Records shown:
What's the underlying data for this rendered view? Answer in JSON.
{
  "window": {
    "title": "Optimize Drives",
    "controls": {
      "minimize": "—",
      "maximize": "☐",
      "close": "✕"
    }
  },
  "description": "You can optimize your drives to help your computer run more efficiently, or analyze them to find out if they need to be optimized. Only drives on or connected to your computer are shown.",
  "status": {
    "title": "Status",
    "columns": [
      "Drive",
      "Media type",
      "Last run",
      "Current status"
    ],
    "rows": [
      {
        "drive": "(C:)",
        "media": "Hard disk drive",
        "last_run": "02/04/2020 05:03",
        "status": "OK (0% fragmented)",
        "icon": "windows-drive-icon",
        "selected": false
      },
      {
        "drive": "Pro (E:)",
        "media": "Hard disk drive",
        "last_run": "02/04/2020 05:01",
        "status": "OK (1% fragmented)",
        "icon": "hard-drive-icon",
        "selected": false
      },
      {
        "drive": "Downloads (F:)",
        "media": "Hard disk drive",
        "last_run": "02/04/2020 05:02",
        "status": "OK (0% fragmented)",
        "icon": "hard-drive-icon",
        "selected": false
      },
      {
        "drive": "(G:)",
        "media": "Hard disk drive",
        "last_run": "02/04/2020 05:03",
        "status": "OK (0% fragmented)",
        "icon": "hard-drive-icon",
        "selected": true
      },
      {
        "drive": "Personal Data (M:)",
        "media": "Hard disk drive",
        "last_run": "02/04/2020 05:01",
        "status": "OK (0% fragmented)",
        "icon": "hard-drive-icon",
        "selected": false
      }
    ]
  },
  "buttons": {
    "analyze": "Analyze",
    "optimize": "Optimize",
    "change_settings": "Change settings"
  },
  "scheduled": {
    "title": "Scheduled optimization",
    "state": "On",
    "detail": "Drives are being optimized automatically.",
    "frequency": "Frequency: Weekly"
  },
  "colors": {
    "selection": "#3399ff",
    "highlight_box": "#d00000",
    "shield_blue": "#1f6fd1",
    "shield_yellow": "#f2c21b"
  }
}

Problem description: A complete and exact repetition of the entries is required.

Answer box:
What's the underlying data for this rendered view? Answer in JSON.
{
  "window": {
    "title": "Optimize Drives",
    "controls": {
      "minimize": "—",
      "maximize": "☐",
      "close": "✕"
    }
  },
  "description": "You can optimize your drives to help your computer run more efficiently, or analyze them to find out if they need to be optimized. Only drives on or connected to your computer are shown.",
  "status": {
    "title": "Status",
    "columns": [
      "Drive",
      "Media type",
      "Last run",
      "Current status"
    ],
    "rows": [
      {
        "drive": "(C:)",
        "media": "Hard disk drive",
        "last_run": "02/04/2020 05:03",
        "status": "OK (0% fragmented)",
        "icon": "windows-drive-icon",
        "selected": false
      },
      {
        "drive": "Pro (E:)",
        "media": "Hard disk drive",
        "last_run": "02/04/2020 05:01",
        "status": "OK (1% fragmented)",
        "icon": "hard-drive-icon",
        "selected": false
      },
      {
        "drive": "Downloads (F:)",
        "media": "Hard disk drive",
        "last_run": "02/04/2020 05:02",
        "status": "OK (0% fragmented)",
        "icon": "hard-drive-icon",
        "selected": false
      },
      {
        "drive": "(G:)",
        "media": "Hard disk drive",
        "last_run": "02/04/2020 05:03",
        "status": "OK (0% fragmented)",
        "icon": "hard-drive-icon",
        "selected": true
      },
      {
        "drive": "Personal Data (M:)",
        "media": "Hard disk drive",
        "last_run": "02/04/2020 05:01",
        "status": "OK (0% fragmented)",
        "icon": "hard-drive-icon",
        "selected": false
      }
    ]
  },
  "buttons": {
    "analyze": "Analyze",
    "optimize": "Optimize",
    "change_settings": "Change settings"
  },
  "scheduled": {
    "title": "Scheduled optimization",
    "state": "On",
    "detail": "Drives are being optimized automatically.",
    "frequency": "Frequency: Weekly"
  },
  "colors": {
    "selection": "#3399ff",
    "highlight_box": "#d00000",
    "shield_blue": "#1f6fd1",
    "shield_yellow": "#f2c21b"
  }
}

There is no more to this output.